I love elections. I adore referendums. I really love them.
I have observed them from the sidelines, reported on them, got involved in local and national campaigning in this country and others. I sit up all night to listen to results, not just of UK elections, or even the biggies like US presidential poll. I will monitor Twitter and listen to the BBC World Service to keep track of voting in the US mid-terms, the Netherlands and Gambia, Austria and Australia, India and Egypt.
I must be honest, I had a slight touch of plebiscite fatigue when Prime Minister Theresa May made her fateful announcement of our latest general election in the short window between the Turkish referendum and the first round of the French presidential election. But I rallied.
Naturally, I have strong views about who I support but that doesn’t cloud my judgement of the quality of the various sides’ campaigns. I come at them both as a marketer and as a political geek.
In many respects, political campaigning is very similar to consumer marketing. It is all about the brand and trust. Who do we trust on the economy? Who do we trust with the NHS? Does the leader look credible?
But it is more complex than that. Very often, objectively speaking, voting for one party or another will be voting against your own personal interest. To win, parties need to reassure you that, no matter what, your voting for them is the right thing for you to do.
Successful political campaigners pull off this trick time and again. Think of all the black people, Hispanics and women who voted for Trump.
In many respects, political campaigning is very similar to consumer marketing. It is all about the brand and trust.
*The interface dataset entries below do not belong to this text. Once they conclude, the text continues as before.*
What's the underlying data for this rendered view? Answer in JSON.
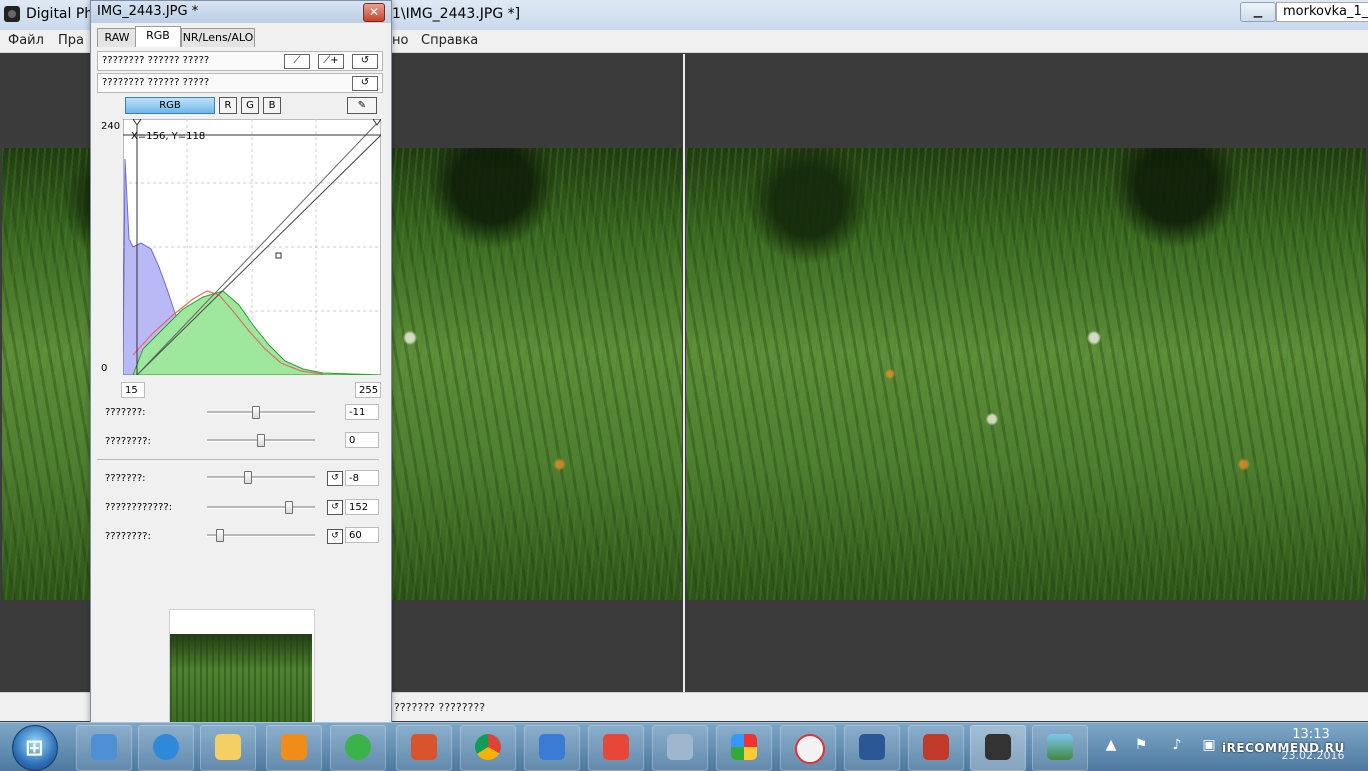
{
  "main_window": {
    "app_title": "Digital Ph",
    "doc_title": "1\\IMG_2443.JPG *]",
    "user": "morkovka_1_"
  },
  "menu": {
    "items": [
      "Файл",
      "Пра",
      "но",
      "Справка"
    ]
  },
  "palette": {
    "title": "IMG_2443.JPG *",
    "close_glyph": "✕",
    "tabs": [
      {
        "label": "RAW",
        "active": false
      },
      {
        "label": "RGB",
        "active": true
      },
      {
        "label": "NR/Lens/ALO",
        "active": false
      }
    ],
    "row1_label": "???????? ?????? ?????",
    "row2_label": "???????? ?????? ?????",
    "channels": {
      "rgb": "RGB",
      "r": "R",
      "g": "G",
      "b": "B"
    },
    "histogram": {
      "axis_max": "240",
      "axis_min": "0",
      "readout": "X=156, Y=118",
      "input_low": "15",
      "input_high": "255"
    },
    "sliders": [
      {
        "label": "???????:",
        "value": "-11",
        "position": 0.45,
        "reset": false
      },
      {
        "label": "????????:",
        "value": "0",
        "position": 0.5,
        "reset": false
      },
      {
        "label": "???????:",
        "value": "-8",
        "position": 0.38,
        "reset": true
      },
      {
        "label": "????????????:",
        "value": "152",
        "position": 0.76,
        "reset": true
      },
      {
        "label": "????????:",
        "value": "60",
        "position": 0.12,
        "reset": true
      }
    ]
  },
  "statusbar": {
    "text": "??????? ????????"
  },
  "taskbar": {
    "clock_time": "13:13",
    "clock_date": "23.02.2016",
    "watermark": "iRECOMMEND.RU"
  },
  "colors": {
    "accent": "#6db7ea",
    "hist_blue": "#b9b9f5",
    "hist_green": "#9ee89e",
    "hist_red": "#e26a6a"
  }
}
As in all marketing, the parties know that insight is king. The Conservatives in particular, under the guiding hand of Lynton Crosby, have invested heavily in data and opinion polling; going direct to voters, especially in key marginal seats, reflecting their concerns, fears and hopes. Crosby is the master at making elections about what people already think, going ruthlessly after the vulnerabilities of his opponents and if in doubt throwing a dead cat on the table to distract people from anything that could be tricky for the Tories.
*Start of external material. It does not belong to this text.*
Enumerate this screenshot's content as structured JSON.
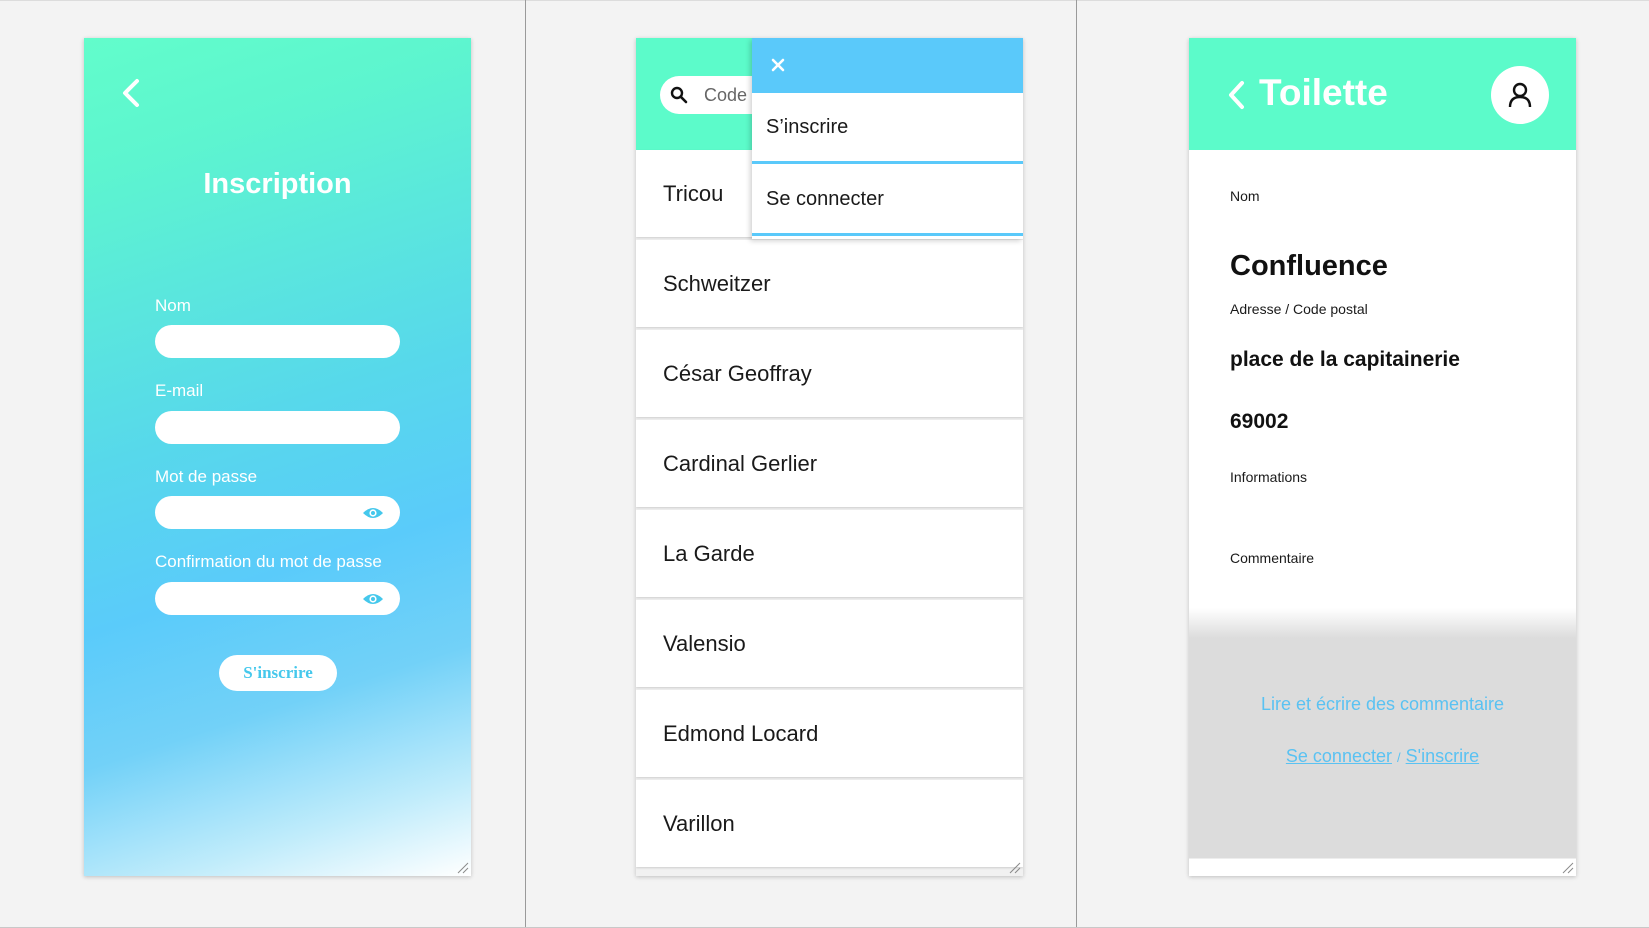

And the preferred method of communication is direct. If you live in a key marginal seat, you will have been inundated with emails and social media messages supplemented with leaflets and door-knocks, which play on the very things that concern you most.
The parties will have used every algorithm, every piece of market intelligence and all their local knowledge to ensure they are focusing only on those most likely to be persuaded to vote for them. There is no point spending time or money on people who are already their committed supporters or those who have a poster for the other side in the front window, which, thanks to Facebook and Google Analytics, they will know even without having to walk past the house.
The most successful political campaigners are ones who manage to do three things. They make you believe that despite what they say (and their track record), they will look after people like you, that they are indeed people like you; and then they get you to get out and vote for them.
And they have to be completely focused on getting the message out. They need to know how and when to respond to attacks from the other parties and when not to be distracted by the flim-flam – someone looking silly eating a bag of chips or a bacon sandwich.
They have to build brand affinity and prompt action on a specific day and, in the UK at least, they generally have to do it in about five weeks and with not much money. In 2015, the total cost of the election – ads, battle buses, rallies, leaflets – across the parties was around £40m. That compares to over £70m the supermarkets spent above the line during four weeks in December of the same year.
I have worked on chocolate campaigns and I have worked on political ones. I love them both but for one the stakes are a tad higher.